I’m trying to do more beer reviews so I will start with something extremely special I had a couple days ago.
Westvleteren 12, or Westy 12 as it’s commonly referred to, is a strong dark Trappist beer. Called a “Quad” in the U.S., it’s simply referred to by number in the Monastery. It’s brewed at the Monastery Sint-Sixtusabdij (Abbey Saint Sixtus) in Westvleteren, Belgium.
Westy 12 is proclaimed by many as one of the best beers in the world. It’s also extremely rare, only able to be purchased at the Monastery itself. No where else sells it. I was given a bottle by a very generous friend who ferried it back from Belgium himself. As with most things proclaimed the “BEST OF” whatever, it’s hard for anything to live up to that hype, so I try to prepare myself to just judge it as is, but of course that’s hard to do.
The “minimum shelf life” date on my bottle was 10-4-16, which I believe would be April 10, 2016 (other dates on the website appear to be Day/Month/Year which is the European standard). Internet sleuthing tells me Westy 12 is dated with a “Best By” of three years, so this bottle would have been bottled in 2013.

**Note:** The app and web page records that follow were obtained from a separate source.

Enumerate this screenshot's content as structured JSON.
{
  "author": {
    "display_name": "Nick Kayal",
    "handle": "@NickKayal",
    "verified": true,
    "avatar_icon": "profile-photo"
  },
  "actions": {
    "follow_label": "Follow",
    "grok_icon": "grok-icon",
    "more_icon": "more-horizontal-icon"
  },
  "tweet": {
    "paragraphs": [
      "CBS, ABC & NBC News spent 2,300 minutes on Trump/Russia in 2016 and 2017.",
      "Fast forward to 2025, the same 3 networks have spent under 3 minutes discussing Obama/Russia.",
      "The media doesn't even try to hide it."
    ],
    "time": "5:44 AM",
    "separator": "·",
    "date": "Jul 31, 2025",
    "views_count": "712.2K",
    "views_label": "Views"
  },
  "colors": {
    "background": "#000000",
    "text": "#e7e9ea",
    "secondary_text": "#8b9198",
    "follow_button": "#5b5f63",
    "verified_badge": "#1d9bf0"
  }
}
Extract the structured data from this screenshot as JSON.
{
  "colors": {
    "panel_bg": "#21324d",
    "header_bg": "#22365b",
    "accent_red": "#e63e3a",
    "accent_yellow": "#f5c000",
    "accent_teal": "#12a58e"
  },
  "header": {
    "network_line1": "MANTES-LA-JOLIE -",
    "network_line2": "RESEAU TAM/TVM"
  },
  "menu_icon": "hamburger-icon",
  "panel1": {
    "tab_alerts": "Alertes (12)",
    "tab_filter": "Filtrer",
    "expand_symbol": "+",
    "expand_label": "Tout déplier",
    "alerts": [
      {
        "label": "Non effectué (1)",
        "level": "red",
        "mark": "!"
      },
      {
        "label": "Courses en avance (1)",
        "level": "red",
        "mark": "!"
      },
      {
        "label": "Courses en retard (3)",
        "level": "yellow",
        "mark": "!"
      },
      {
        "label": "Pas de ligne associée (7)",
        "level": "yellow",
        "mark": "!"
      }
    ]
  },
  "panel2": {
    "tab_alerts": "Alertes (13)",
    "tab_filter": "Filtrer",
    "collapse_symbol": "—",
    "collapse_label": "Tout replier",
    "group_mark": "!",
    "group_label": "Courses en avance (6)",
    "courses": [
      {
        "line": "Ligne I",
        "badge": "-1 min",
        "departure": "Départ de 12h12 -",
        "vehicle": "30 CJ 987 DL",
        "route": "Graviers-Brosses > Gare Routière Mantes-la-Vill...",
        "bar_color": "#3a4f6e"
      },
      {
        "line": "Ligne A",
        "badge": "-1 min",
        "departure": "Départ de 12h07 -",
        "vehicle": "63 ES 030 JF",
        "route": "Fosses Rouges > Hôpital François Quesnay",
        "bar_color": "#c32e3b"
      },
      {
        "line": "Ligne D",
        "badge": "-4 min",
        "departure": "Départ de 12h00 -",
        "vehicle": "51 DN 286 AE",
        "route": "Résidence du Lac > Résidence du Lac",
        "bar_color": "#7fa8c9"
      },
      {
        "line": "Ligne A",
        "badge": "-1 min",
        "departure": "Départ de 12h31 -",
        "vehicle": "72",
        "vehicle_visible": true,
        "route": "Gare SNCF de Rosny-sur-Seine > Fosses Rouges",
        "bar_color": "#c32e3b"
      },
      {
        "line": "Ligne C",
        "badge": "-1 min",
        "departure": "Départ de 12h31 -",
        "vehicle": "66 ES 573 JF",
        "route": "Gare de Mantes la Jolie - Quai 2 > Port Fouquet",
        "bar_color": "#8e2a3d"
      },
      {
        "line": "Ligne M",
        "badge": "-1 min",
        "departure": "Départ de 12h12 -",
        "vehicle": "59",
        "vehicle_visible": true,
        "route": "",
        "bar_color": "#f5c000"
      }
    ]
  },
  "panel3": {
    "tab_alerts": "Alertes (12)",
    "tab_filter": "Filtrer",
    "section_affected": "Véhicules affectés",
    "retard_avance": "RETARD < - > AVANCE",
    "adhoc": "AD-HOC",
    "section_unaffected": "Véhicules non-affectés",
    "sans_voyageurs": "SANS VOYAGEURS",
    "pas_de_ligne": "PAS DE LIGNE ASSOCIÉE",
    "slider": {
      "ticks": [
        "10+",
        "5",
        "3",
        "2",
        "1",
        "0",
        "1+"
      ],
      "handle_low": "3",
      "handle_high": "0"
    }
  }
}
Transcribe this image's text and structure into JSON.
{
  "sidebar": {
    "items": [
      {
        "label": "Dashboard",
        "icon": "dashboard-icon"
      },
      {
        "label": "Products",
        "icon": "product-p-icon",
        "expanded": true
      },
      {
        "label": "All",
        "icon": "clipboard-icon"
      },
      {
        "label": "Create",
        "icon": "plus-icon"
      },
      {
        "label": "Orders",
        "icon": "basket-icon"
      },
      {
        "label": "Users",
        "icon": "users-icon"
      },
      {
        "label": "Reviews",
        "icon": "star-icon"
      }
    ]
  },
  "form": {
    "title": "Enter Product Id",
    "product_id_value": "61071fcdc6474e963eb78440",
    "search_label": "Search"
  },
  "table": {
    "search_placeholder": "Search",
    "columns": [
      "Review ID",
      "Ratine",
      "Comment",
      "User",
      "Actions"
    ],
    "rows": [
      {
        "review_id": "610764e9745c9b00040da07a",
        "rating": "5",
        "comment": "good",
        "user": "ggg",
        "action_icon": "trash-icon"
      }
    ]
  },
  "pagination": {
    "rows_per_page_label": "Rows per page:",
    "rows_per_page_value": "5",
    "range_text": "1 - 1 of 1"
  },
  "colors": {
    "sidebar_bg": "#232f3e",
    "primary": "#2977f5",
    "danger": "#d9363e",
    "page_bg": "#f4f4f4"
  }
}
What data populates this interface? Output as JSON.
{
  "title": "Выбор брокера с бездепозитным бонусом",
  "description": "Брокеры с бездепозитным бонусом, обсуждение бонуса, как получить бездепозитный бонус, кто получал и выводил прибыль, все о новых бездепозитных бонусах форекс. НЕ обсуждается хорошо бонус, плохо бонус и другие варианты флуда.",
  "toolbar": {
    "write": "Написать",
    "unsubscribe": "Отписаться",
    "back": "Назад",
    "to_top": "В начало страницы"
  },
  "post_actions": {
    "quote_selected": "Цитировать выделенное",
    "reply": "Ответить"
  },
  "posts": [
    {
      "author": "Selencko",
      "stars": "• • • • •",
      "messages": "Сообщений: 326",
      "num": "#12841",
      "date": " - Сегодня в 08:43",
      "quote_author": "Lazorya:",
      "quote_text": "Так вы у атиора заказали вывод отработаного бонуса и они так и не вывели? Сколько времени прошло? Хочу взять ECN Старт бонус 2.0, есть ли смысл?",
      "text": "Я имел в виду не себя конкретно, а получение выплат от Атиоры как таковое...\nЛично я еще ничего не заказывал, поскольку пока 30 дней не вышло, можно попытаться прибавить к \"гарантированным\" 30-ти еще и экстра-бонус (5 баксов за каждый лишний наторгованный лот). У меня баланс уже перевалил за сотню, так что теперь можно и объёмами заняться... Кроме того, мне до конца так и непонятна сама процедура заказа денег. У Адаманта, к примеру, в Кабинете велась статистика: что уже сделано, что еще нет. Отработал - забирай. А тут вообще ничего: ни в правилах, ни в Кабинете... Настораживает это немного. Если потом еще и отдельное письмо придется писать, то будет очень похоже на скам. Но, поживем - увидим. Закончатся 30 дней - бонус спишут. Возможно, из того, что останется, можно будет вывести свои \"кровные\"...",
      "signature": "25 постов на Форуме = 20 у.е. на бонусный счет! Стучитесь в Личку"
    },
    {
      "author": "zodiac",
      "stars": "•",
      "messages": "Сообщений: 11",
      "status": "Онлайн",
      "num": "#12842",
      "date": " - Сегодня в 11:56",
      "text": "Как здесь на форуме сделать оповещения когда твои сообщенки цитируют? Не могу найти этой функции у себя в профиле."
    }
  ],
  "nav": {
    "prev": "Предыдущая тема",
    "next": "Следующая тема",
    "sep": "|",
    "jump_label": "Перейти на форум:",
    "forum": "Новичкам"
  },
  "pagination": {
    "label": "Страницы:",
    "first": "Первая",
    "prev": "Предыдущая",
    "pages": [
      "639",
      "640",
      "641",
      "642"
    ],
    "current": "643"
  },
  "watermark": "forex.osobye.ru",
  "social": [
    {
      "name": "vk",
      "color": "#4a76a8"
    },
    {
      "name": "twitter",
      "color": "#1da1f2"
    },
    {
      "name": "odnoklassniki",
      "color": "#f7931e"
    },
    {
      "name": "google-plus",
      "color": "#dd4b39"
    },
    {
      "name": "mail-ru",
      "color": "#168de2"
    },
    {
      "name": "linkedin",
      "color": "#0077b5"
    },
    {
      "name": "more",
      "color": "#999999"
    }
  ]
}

The beer poured very dark brown, with a thin white head that was very persistent. The beer lacked the characteristic “Belgian lace”, but as it’s rather thick and boozy it had decent “legs” in the glass. It shocked me how dark it was (and of course I neglected to take a picture of it) but I’m not sure what I was expecting, having never had this beer, or really even this style of beer before. Chimay Blue might be the closest I’ve had.
The aroma was strong with dark sugars and caramel and lacking in (my opinion) the traditional Belgian bubblegum esters and clove phenolics, perhaps due the the age? Very subdued aroma. Very slight bit of oxidation in the aroma as well, but holding up really well for a 3.5 year old bottle. Due, I’m sure, to the monk’s production and bottling procedures, so very well done. I did start to pick up some slight clove and vanilla as it warmed, so probably shame on me for serving it too cold.
Now, what the aroma lacks, the flavor more than makes up for. This is a powerfully flavored beer. Strong dark sugar flavors mixed with all manner of dark fruit. Pretty decent alcohol burn which should be expected to 10.2%. This beer is boozy and you start to feel it pretty quickly. I’ve had some big beers before but for whatever reason this one hit me hard.
Now, as far as overall impression goes, this is an extremely well made, well packaged, well stored beer. Without a doubt. Yet, while I don’t want to say it “didn’t live up to my expectations” since I think that may be too harsh, it wasn’t quite what I was expecting. Granted, I have no idea how I would have any idea what to expect, so I’m pretty much stuck in my own catch-22. Would I recommend it? Sure.. it’s a white whale for many people, the Holy Grail of beer that they search their whole life for. If you get a chance to try it by all means, do so. Try to keep the expectations to a minimum, which I believe it where I failed. It was a magnificent beer, but somehow didn’t fulfill what I was anticipating it to be. Someday I’d like to try one fresh, but I know how unlikely that is to happen. Thankfully 4 out of the 6 trappist breweries are available stateside. Westmalle, Rochefort, Chimay and Orval you can get here. The other two are Westvleteren and Achel (Which until I saw it on the Sint-Sixtus website I had never heard of).